» **What you are asked to do**:
Locate the word "State" in the data below, then copy every line that holds it.

[Page and application data records]
*** Block opens ***
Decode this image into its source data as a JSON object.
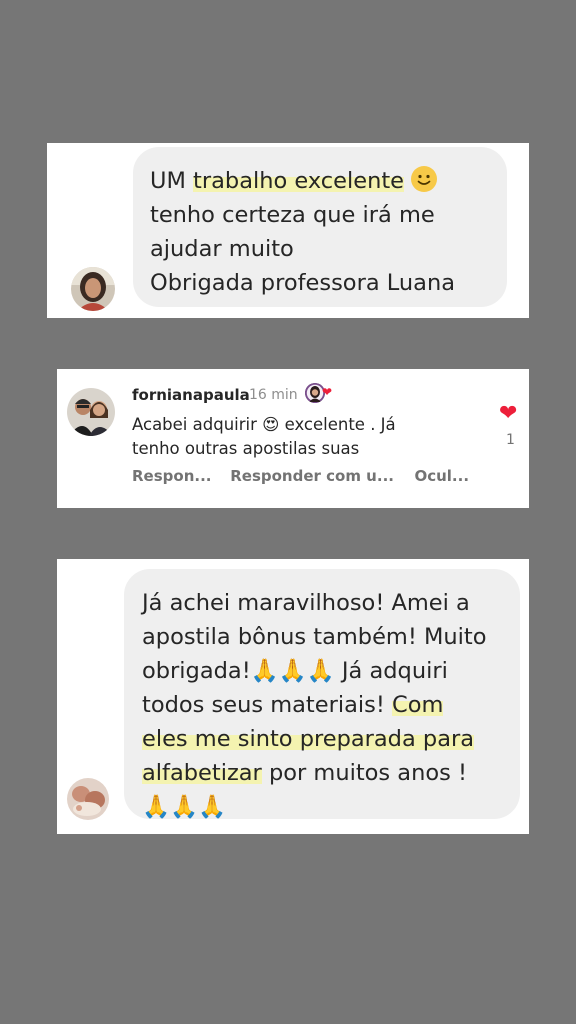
{
  "card1": {
    "lines": [
      [
        "UM ",
        "trabalho excelente",
        " 🙂"
      ],
      "tenho certeza que irá me",
      "ajudar muito",
      "Obrigada professora Luana"
    ],
    "line1_pre": "UM ",
    "line1_hl": "trabalho excelente",
    "line1_emoji": "🙂",
    "line2": "tenho certeza que irá me",
    "line3": "ajudar muito",
    "line4": "Obrigada professora Luana"
  },
  "card2": {
    "username": "fornianapaula",
    "time": "16 min",
    "comment_line1": "Acabei adquirir 😍 excelente . Já",
    "comment_line2": "tenho outras apostilas suas",
    "action_reply": "Respon...",
    "action_reply_with": "Responder com u...",
    "action_hide": "Ocul...",
    "like_count": "1",
    "heart_icon": "❤",
    "accent_color": "#ed1f3a"
  },
  "card3": {
    "line1": "Já achei maravilhoso! Amei a",
    "line2": "apostila bônus também! Muito",
    "line3": "obrigada!🙏🙏🙏 Já adquiri",
    "line4_pre": "todos seus materiais! ",
    "line4_hl": "Com",
    "line5_hl": "eles me sinto preparada para",
    "line6_hl": "alfabetizar",
    "line6_post": " por muitos anos !",
    "line7": "🙏🙏🙏"
  },
  "colors": {
    "background": "#767676",
    "card": "#ffffff",
    "bubble": "#efefef",
    "highlight": "#f4f3b0"
  }
}
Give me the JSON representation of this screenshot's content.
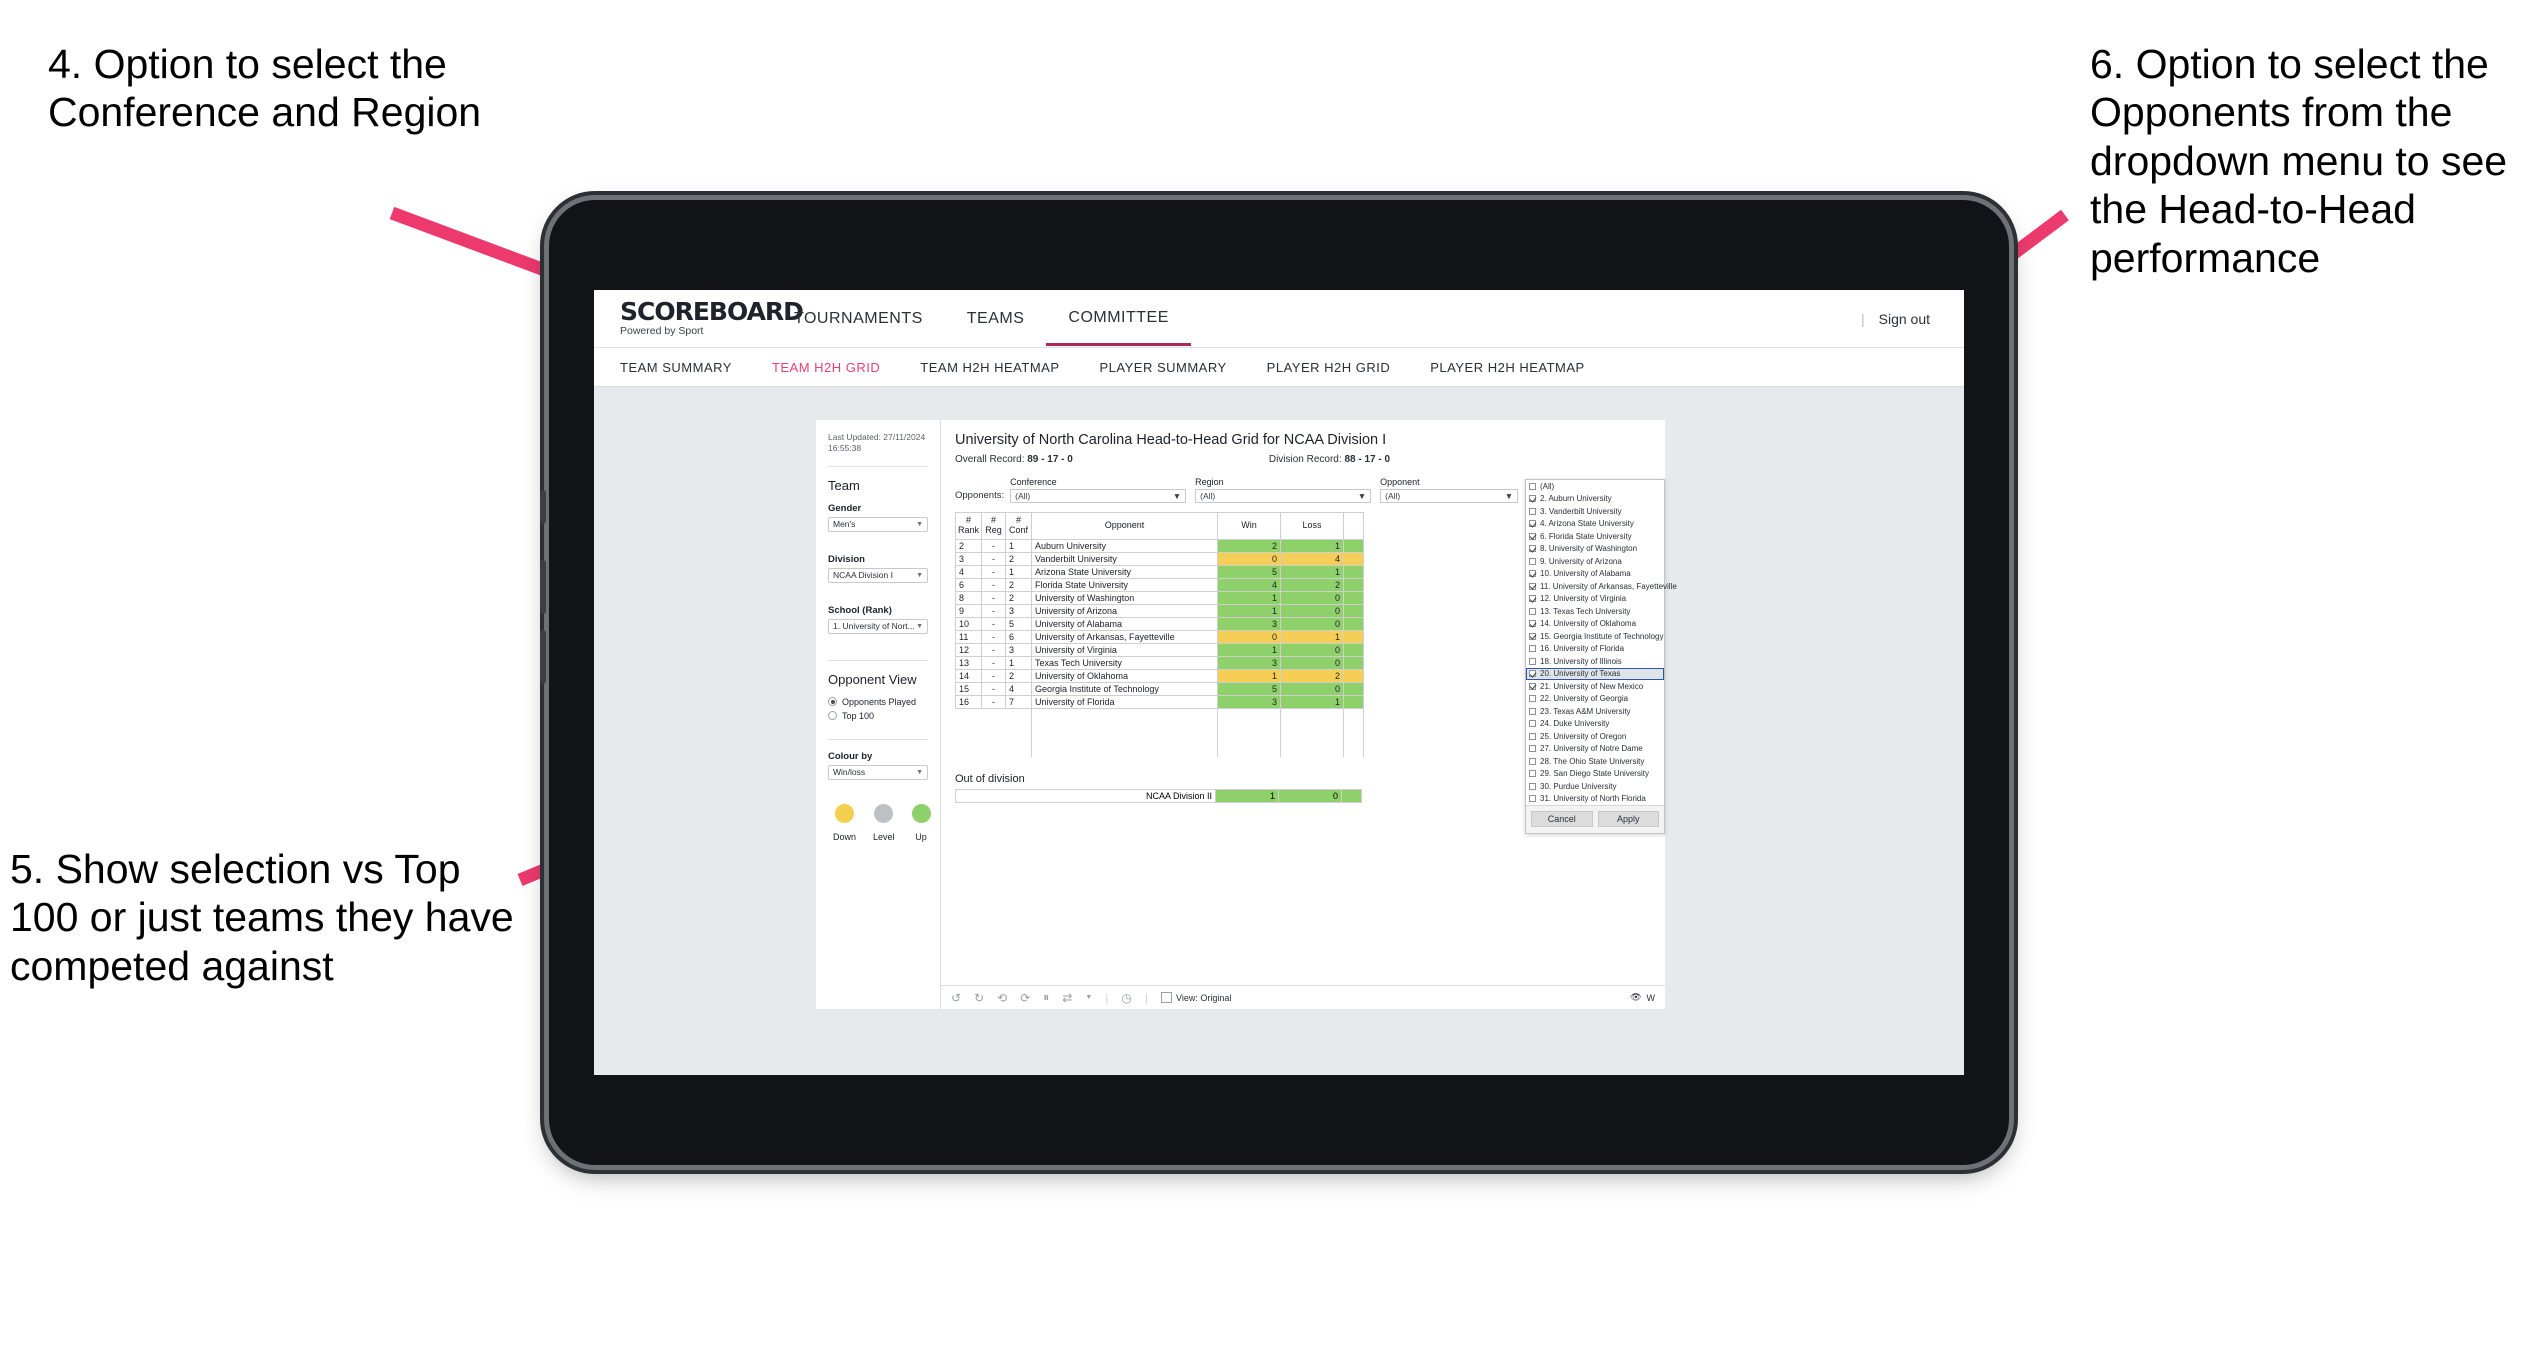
{
  "annotations": [
    {
      "id": "anno4",
      "text": "4. Option to select the Conference and Region"
    },
    {
      "id": "anno5",
      "text": "5. Show selection vs Top 100 or just teams they have competed against"
    },
    {
      "id": "anno6",
      "text": "6. Option to select the Opponents from the dropdown menu to see the Head-to-Head performance"
    }
  ],
  "brand": {
    "line1": "SCOREBOARD",
    "line2": "Powered by Sport"
  },
  "topnav": {
    "items": [
      {
        "label": "TOURNAMENTS",
        "active": false
      },
      {
        "label": "TEAMS",
        "active": false
      },
      {
        "label": "COMMITTEE",
        "active": true
      }
    ],
    "divider": "|",
    "signout": "Sign out"
  },
  "subnav": {
    "items": [
      {
        "label": "TEAM SUMMARY",
        "active": false
      },
      {
        "label": "TEAM H2H GRID",
        "active": true
      },
      {
        "label": "TEAM H2H HEATMAP",
        "active": false
      },
      {
        "label": "PLAYER SUMMARY",
        "active": false
      },
      {
        "label": "PLAYER H2H GRID",
        "active": false
      },
      {
        "label": "PLAYER H2H HEATMAP",
        "active": false
      }
    ]
  },
  "sidebar": {
    "last_updated": "Last Updated: 27/11/2024 16:55:38",
    "team_heading": "Team",
    "gender_label": "Gender",
    "gender_value": "Men's",
    "division_label": "Division",
    "division_value": "NCAA Division I",
    "school_label": "School (Rank)",
    "school_value": "1. University of Nort...",
    "opponent_view_heading": "Opponent View",
    "opponent_view_options": [
      {
        "label": "Opponents Played",
        "selected": true
      },
      {
        "label": "Top 100",
        "selected": false
      }
    ],
    "colour_by_label": "Colour by",
    "colour_by_value": "Win/loss",
    "legend": [
      {
        "label": "Down",
        "color": "#f2cf4e"
      },
      {
        "label": "Level",
        "color": "#bdc1c6"
      },
      {
        "label": "Up",
        "color": "#8ed06a"
      }
    ]
  },
  "main": {
    "title": "University of North Carolina Head-to-Head Grid for NCAA Division I",
    "overall_record_label": "Overall Record:",
    "overall_record_value": "89 - 17 - 0",
    "division_record_label": "Division Record:",
    "division_record_value": "88 - 17 - 0",
    "opponents_label": "Opponents:",
    "filters": [
      {
        "label": "Conference",
        "value": "(All)"
      },
      {
        "label": "Region",
        "value": "(All)"
      },
      {
        "label": "Opponent",
        "value": "(All)"
      }
    ],
    "out_of_division_heading": "Out of division",
    "out_of_division_row": {
      "name": "NCAA Division II",
      "win": "1",
      "loss": "0",
      "color": "win"
    }
  },
  "chart_data": {
    "type": "table",
    "title": "University of North Carolina Head-to-Head Grid for NCAA Division I",
    "columns": [
      "# Rank",
      "# Reg",
      "# Conf",
      "Opponent",
      "Win",
      "Loss"
    ],
    "column_headers_wrapped": [
      [
        "#",
        "Rank"
      ],
      [
        "#",
        "Reg"
      ],
      [
        "#",
        "Conf"
      ],
      [
        "Opponent"
      ],
      [
        "Win"
      ],
      [
        "Loss"
      ]
    ],
    "rows": [
      {
        "rank": "2",
        "reg": "-",
        "conf": "1",
        "opponent": "Auburn University",
        "win": "2",
        "loss": "1",
        "color": "win"
      },
      {
        "rank": "3",
        "reg": "-",
        "conf": "2",
        "opponent": "Vanderbilt University",
        "win": "0",
        "loss": "4",
        "color": "loss"
      },
      {
        "rank": "4",
        "reg": "-",
        "conf": "1",
        "opponent": "Arizona State University",
        "win": "5",
        "loss": "1",
        "color": "win"
      },
      {
        "rank": "6",
        "reg": "-",
        "conf": "2",
        "opponent": "Florida State University",
        "win": "4",
        "loss": "2",
        "color": "win"
      },
      {
        "rank": "8",
        "reg": "-",
        "conf": "2",
        "opponent": "University of Washington",
        "win": "1",
        "loss": "0",
        "color": "win"
      },
      {
        "rank": "9",
        "reg": "-",
        "conf": "3",
        "opponent": "University of Arizona",
        "win": "1",
        "loss": "0",
        "color": "win"
      },
      {
        "rank": "10",
        "reg": "-",
        "conf": "5",
        "opponent": "University of Alabama",
        "win": "3",
        "loss": "0",
        "color": "win"
      },
      {
        "rank": "11",
        "reg": "-",
        "conf": "6",
        "opponent": "University of Arkansas, Fayetteville",
        "win": "0",
        "loss": "1",
        "color": "loss"
      },
      {
        "rank": "12",
        "reg": "-",
        "conf": "3",
        "opponent": "University of Virginia",
        "win": "1",
        "loss": "0",
        "color": "win"
      },
      {
        "rank": "13",
        "reg": "-",
        "conf": "1",
        "opponent": "Texas Tech University",
        "win": "3",
        "loss": "0",
        "color": "win"
      },
      {
        "rank": "14",
        "reg": "-",
        "conf": "2",
        "opponent": "University of Oklahoma",
        "win": "1",
        "loss": "2",
        "color": "loss"
      },
      {
        "rank": "15",
        "reg": "-",
        "conf": "4",
        "opponent": "Georgia Institute of Technology",
        "win": "5",
        "loss": "0",
        "color": "win"
      },
      {
        "rank": "16",
        "reg": "-",
        "conf": "7",
        "opponent": "University of Florida",
        "win": "3",
        "loss": "1",
        "color": "win"
      }
    ],
    "out_of_division": [
      {
        "name": "NCAA Division II",
        "win": "1",
        "loss": "0"
      }
    ],
    "legend": [
      {
        "label": "Down",
        "color": "#f2cf4e"
      },
      {
        "label": "Level",
        "color": "#bdc1c6"
      },
      {
        "label": "Up",
        "color": "#8ed06a"
      }
    ]
  },
  "opponent_dropdown": {
    "items": [
      {
        "label": "(All)",
        "checked": false,
        "highlighted": false
      },
      {
        "label": "2. Auburn University",
        "checked": true,
        "highlighted": false
      },
      {
        "label": "3. Vanderbilt University",
        "checked": false,
        "highlighted": false
      },
      {
        "label": "4. Arizona State University",
        "checked": true,
        "highlighted": false
      },
      {
        "label": "6. Florida State University",
        "checked": true,
        "highlighted": false
      },
      {
        "label": "8. University of Washington",
        "checked": true,
        "highlighted": false
      },
      {
        "label": "9. University of Arizona",
        "checked": false,
        "highlighted": false
      },
      {
        "label": "10. University of Alabama",
        "checked": true,
        "highlighted": false
      },
      {
        "label": "11. University of Arkansas, Fayetteville",
        "checked": true,
        "highlighted": false
      },
      {
        "label": "12. University of Virginia",
        "checked": true,
        "highlighted": false
      },
      {
        "label": "13. Texas Tech University",
        "checked": false,
        "highlighted": false
      },
      {
        "label": "14. University of Oklahoma",
        "checked": true,
        "highlighted": false
      },
      {
        "label": "15. Georgia Institute of Technology",
        "checked": true,
        "highlighted": false
      },
      {
        "label": "16. University of Florida",
        "checked": false,
        "highlighted": false
      },
      {
        "label": "18. University of Illinois",
        "checked": false,
        "highlighted": false
      },
      {
        "label": "20. University of Texas",
        "checked": true,
        "highlighted": true
      },
      {
        "label": "21. University of New Mexico",
        "checked": true,
        "highlighted": false
      },
      {
        "label": "22. University of Georgia",
        "checked": false,
        "highlighted": false
      },
      {
        "label": "23. Texas A&M University",
        "checked": false,
        "highlighted": false
      },
      {
        "label": "24. Duke University",
        "checked": false,
        "highlighted": false
      },
      {
        "label": "25. University of Oregon",
        "checked": false,
        "highlighted": false
      },
      {
        "label": "27. University of Notre Dame",
        "checked": false,
        "highlighted": false
      },
      {
        "label": "28. The Ohio State University",
        "checked": false,
        "highlighted": false
      },
      {
        "label": "29. San Diego State University",
        "checked": false,
        "highlighted": false
      },
      {
        "label": "30. Purdue University",
        "checked": false,
        "highlighted": false
      },
      {
        "label": "31. University of North Florida",
        "checked": false,
        "highlighted": false
      }
    ],
    "cancel_label": "Cancel",
    "apply_label": "Apply"
  },
  "toolbar": {
    "view_label": "View: Original",
    "watch_label": "W"
  },
  "colors": {
    "accent": "#e8416f",
    "nav_underline": "#b4265a",
    "win": "#8ed06a",
    "loss": "#f5cf55",
    "level": "#bdc1c6",
    "arrow": "#ec3a6e"
  }
}
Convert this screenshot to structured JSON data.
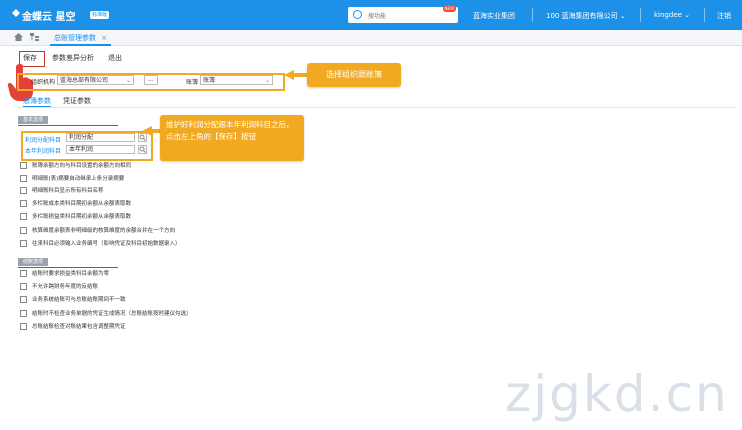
{
  "brand": {
    "name": "金蝶云 星空",
    "beta": "标准版"
  },
  "search": {
    "placeholder": "搜功能",
    "badge": "NEW"
  },
  "topnav": {
    "org_group": "蓝海实业集团",
    "company": "100 蓝海集团有限公司",
    "user": "kingdee",
    "logout": "注销"
  },
  "tabbar": {
    "active_tab": "总账管理参数",
    "close": "×"
  },
  "toolbar": {
    "save": "保存",
    "diff": "参数差异分析",
    "exit": "退出"
  },
  "filter": {
    "org_label": "组织机构",
    "org_value": "蓝海总部有限公司",
    "ellipsis": "...",
    "book_label": "账簿",
    "book_value": "账簿"
  },
  "subtabs": [
    "账簿参数",
    "凭证参数"
  ],
  "callouts": {
    "select": "选择组织跟账簿",
    "maintain": "维护好利润分配跟本年利润科目之后，点击左上角的【保存】按钮"
  },
  "basic": {
    "title": "基本选项",
    "profit_dist_label": "利润分配科目",
    "profit_dist_value": "利润分配",
    "current_profit_label": "本年利润科目",
    "current_profit_value": "本年利润",
    "options": [
      "账簿余额方向与科目设置的余额方向相同",
      "明细账(表)摘要自动继承上条分录摘要",
      "明细账科目显示所有科目名称",
      "多栏账成本类科目期初余额从余额表取数",
      "多栏账损益类科目期初余额从余额表取数",
      "核算维度余额表非明细级的核算维度的余额合并在一个方向",
      "往来科目必须输入业务编号（影响凭证及科目初始数据录入）"
    ]
  },
  "closing": {
    "title": "结账选项",
    "options": [
      "结账时要求损益类科目余额为零",
      "不允许跨财务年度的反结账",
      "业务系统结账可与总账结账期间不一致",
      "结账时不检查业务单据的凭证生成情况（总账结账按时建议勾选）",
      "总账结账检查对账结果包含调整期凭证"
    ]
  },
  "watermark": "zjgkd.cn",
  "colors": {
    "primary": "#1d90e8",
    "callout": "#f2a922",
    "save_highlight": "#c0392b"
  }
}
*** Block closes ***
» **Written response**:
        "opponent": "Arizona State University",
        "opponent": "Florida State University",
        "label": "4. Arizona State University",
        "label": "6. Florida State University",
        "label": "28. The Ohio State University",
        "label": "29. San Diego State University",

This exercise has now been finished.